▶ _ASSIGNMENT_
Return every line from the listing where the word "JSON" occurs.

▶ _RECORD SET_
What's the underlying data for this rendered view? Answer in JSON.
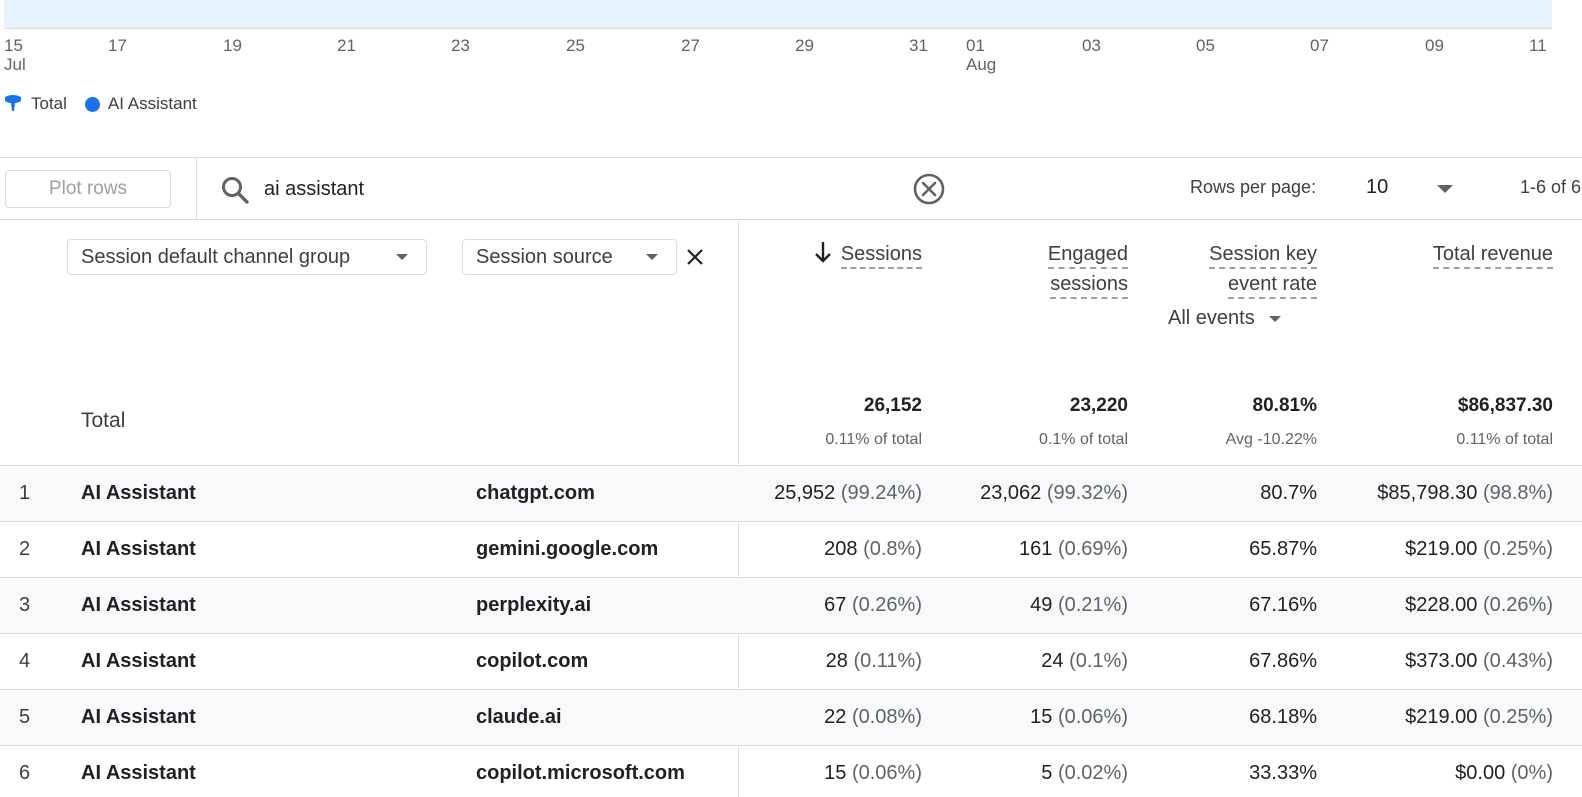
{
  "chart": {
    "ticks": [
      {
        "label": "15",
        "sub": "Jul"
      },
      {
        "label": "17",
        "sub": ""
      },
      {
        "label": "19",
        "sub": ""
      },
      {
        "label": "21",
        "sub": ""
      },
      {
        "label": "23",
        "sub": ""
      },
      {
        "label": "25",
        "sub": ""
      },
      {
        "label": "27",
        "sub": ""
      },
      {
        "label": "29",
        "sub": ""
      },
      {
        "label": "31",
        "sub": ""
      },
      {
        "label": "01",
        "sub": "Aug"
      },
      {
        "label": "03",
        "sub": ""
      },
      {
        "label": "05",
        "sub": ""
      },
      {
        "label": "07",
        "sub": ""
      },
      {
        "label": "09",
        "sub": ""
      },
      {
        "label": "11",
        "sub": ""
      }
    ],
    "legend": {
      "total": "Total",
      "ai_assistant": "AI Assistant"
    },
    "colors": {
      "band": "#e8f3fd",
      "total_pin": "#1a73e8",
      "ai_dot": "#1a73e8"
    }
  },
  "toolbar": {
    "plot_rows": "Plot rows",
    "search_value": "ai assistant",
    "rows_per_page_label": "Rows per page:",
    "rows_per_page_value": "10",
    "page_range": "1-6 of 6"
  },
  "table": {
    "dimension_1": "Session default channel group",
    "dimension_2": "Session source",
    "metrics": {
      "sessions": "Sessions",
      "engaged_line1": "Engaged",
      "engaged_line2": "sessions",
      "keyrate_line1": "Session key",
      "keyrate_line2": "event rate",
      "keyrate_filter": "All events",
      "revenue": "Total revenue"
    },
    "totals": {
      "label": "Total",
      "sessions": "26,152",
      "sessions_sub": "0.11% of total",
      "engaged": "23,220",
      "engaged_sub": "0.1% of total",
      "keyrate": "80.81%",
      "keyrate_sub": "Avg -10.22%",
      "revenue": "$86,837.30",
      "revenue_sub": "0.11% of total"
    },
    "rows": [
      {
        "idx": "1",
        "channel": "AI Assistant",
        "source": "chatgpt.com",
        "sessions": "25,952",
        "sessions_pct": "(99.24%)",
        "engaged": "23,062",
        "engaged_pct": "(99.32%)",
        "rate": "80.7%",
        "revenue": "$85,798.30",
        "revenue_pct": "(98.8%)"
      },
      {
        "idx": "2",
        "channel": "AI Assistant",
        "source": "gemini.google.com",
        "sessions": "208",
        "sessions_pct": "(0.8%)",
        "engaged": "161",
        "engaged_pct": "(0.69%)",
        "rate": "65.87%",
        "revenue": "$219.00",
        "revenue_pct": "(0.25%)"
      },
      {
        "idx": "3",
        "channel": "AI Assistant",
        "source": "perplexity.ai",
        "sessions": "67",
        "sessions_pct": "(0.26%)",
        "engaged": "49",
        "engaged_pct": "(0.21%)",
        "rate": "67.16%",
        "revenue": "$228.00",
        "revenue_pct": "(0.26%)"
      },
      {
        "idx": "4",
        "channel": "AI Assistant",
        "source": "copilot.com",
        "sessions": "28",
        "sessions_pct": "(0.11%)",
        "engaged": "24",
        "engaged_pct": "(0.1%)",
        "rate": "67.86%",
        "revenue": "$373.00",
        "revenue_pct": "(0.43%)"
      },
      {
        "idx": "5",
        "channel": "AI Assistant",
        "source": "claude.ai",
        "sessions": "22",
        "sessions_pct": "(0.08%)",
        "engaged": "15",
        "engaged_pct": "(0.06%)",
        "rate": "68.18%",
        "revenue": "$219.00",
        "revenue_pct": "(0.25%)"
      },
      {
        "idx": "6",
        "channel": "AI Assistant",
        "source": "copilot.microsoft.com",
        "sessions": "15",
        "sessions_pct": "(0.06%)",
        "engaged": "5",
        "engaged_pct": "(0.02%)",
        "rate": "33.33%",
        "revenue": "$0.00",
        "revenue_pct": "(0%)"
      }
    ]
  }
}
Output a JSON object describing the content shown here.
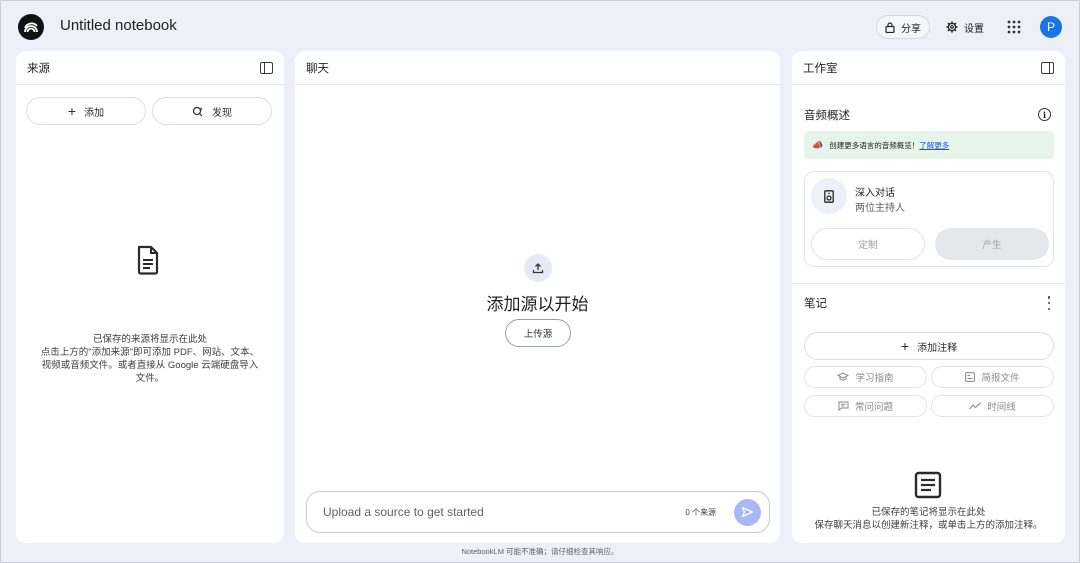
{
  "header": {
    "title": "Untitled notebook",
    "share_label": "分享",
    "settings_label": "设置",
    "avatar_initial": "P"
  },
  "sources": {
    "title": "来源",
    "add_label": "添加",
    "discover_label": "发现",
    "empty_title": "已保存的来源将显示在此处",
    "empty_line1": "点击上方的\"添加来源\"即可添加 PDF、网站、文本、",
    "empty_line2": "视频或音频文件。或者直接从 Google 云端硬盘导入",
    "empty_line3": "文件。"
  },
  "chat": {
    "title": "聊天",
    "empty_title": "添加源以开始",
    "upload_label": "上传源",
    "input_placeholder": "Upload a source to get started",
    "source_count": "0 个来源"
  },
  "footer": "NotebookLM 可能不准确；请仔细检查其响应。",
  "studio": {
    "title": "工作室",
    "audio_overview": "音频概述",
    "banner_text": "创建更多语言的音频概览！",
    "banner_link": "了解更多",
    "card_title": "深入对话",
    "card_subtitle": "两位主持人",
    "customize_label": "定制",
    "generate_label": "产生",
    "notes_title": "笔记",
    "add_note_label": "添加注释",
    "study_guide": "学习指南",
    "briefing_doc": "简报文件",
    "faq": "常问问题",
    "timeline": "时间线",
    "notes_empty_title": "已保存的笔记将显示在此处",
    "notes_empty_desc": "保存聊天消息以创建新注释，或单击上方的添加注释。"
  },
  "colors": {
    "background": "#eef0f9",
    "panel": "#ffffff",
    "accent": "#1a73e8",
    "send": "#a9b8f5",
    "banner": "#e6f4ea"
  }
}
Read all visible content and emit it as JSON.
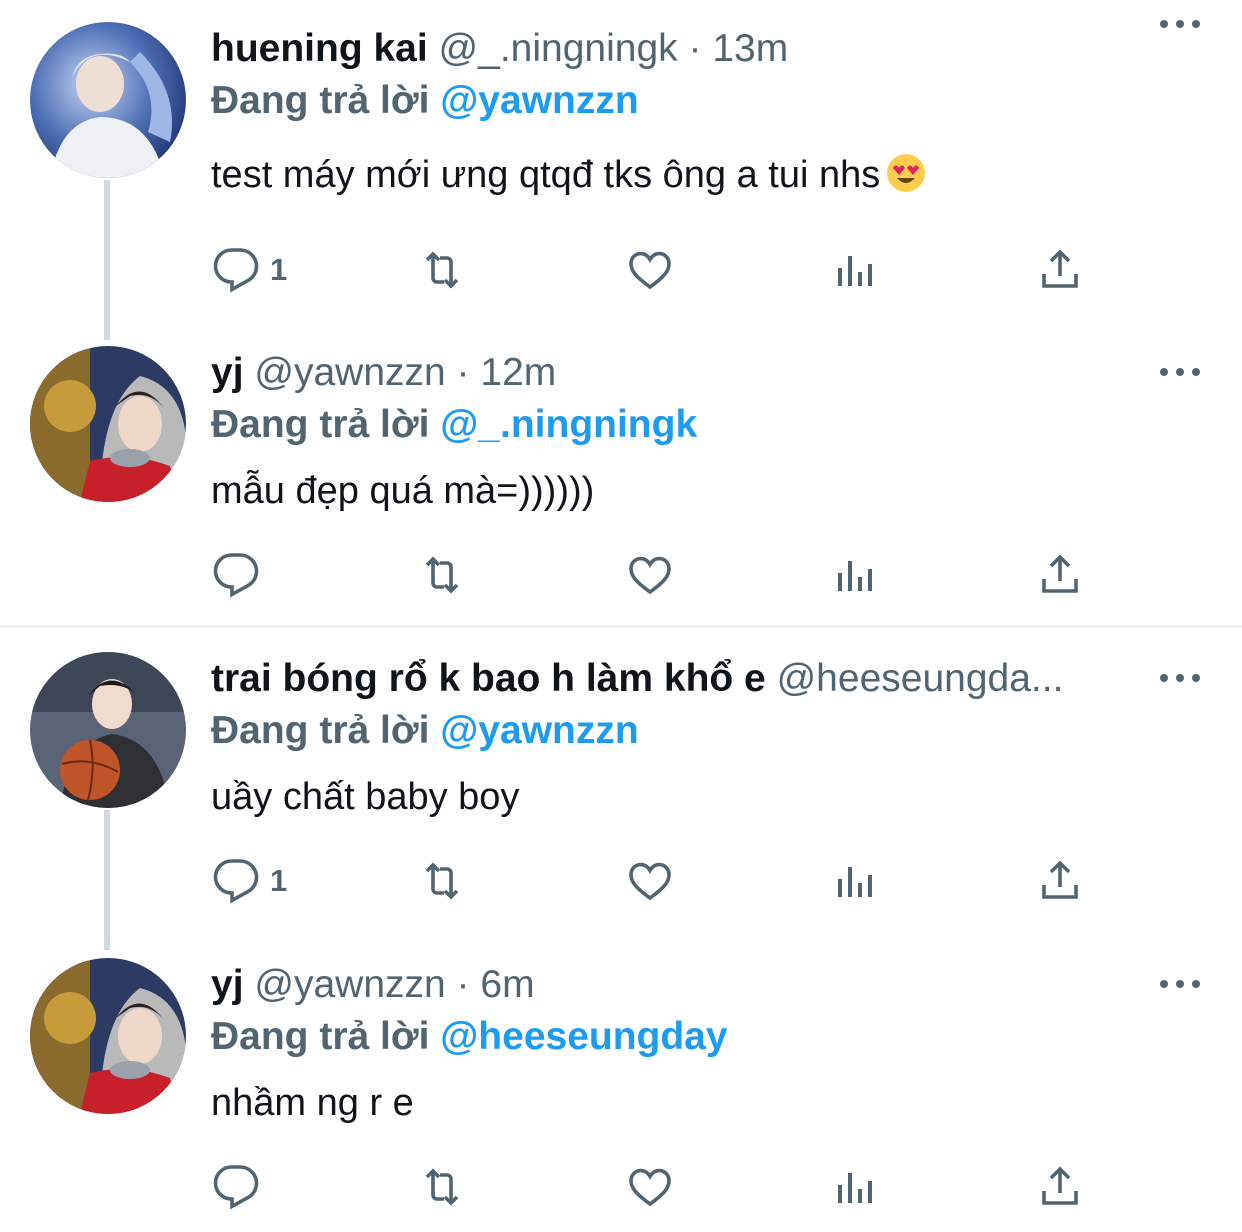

▶ _EXERCISE RESPONSE_
What's the underlying data for this rendered view? Answer in JSON.
Output a JSON object describing the content shown here.
Read all visible content and emit it as JSON.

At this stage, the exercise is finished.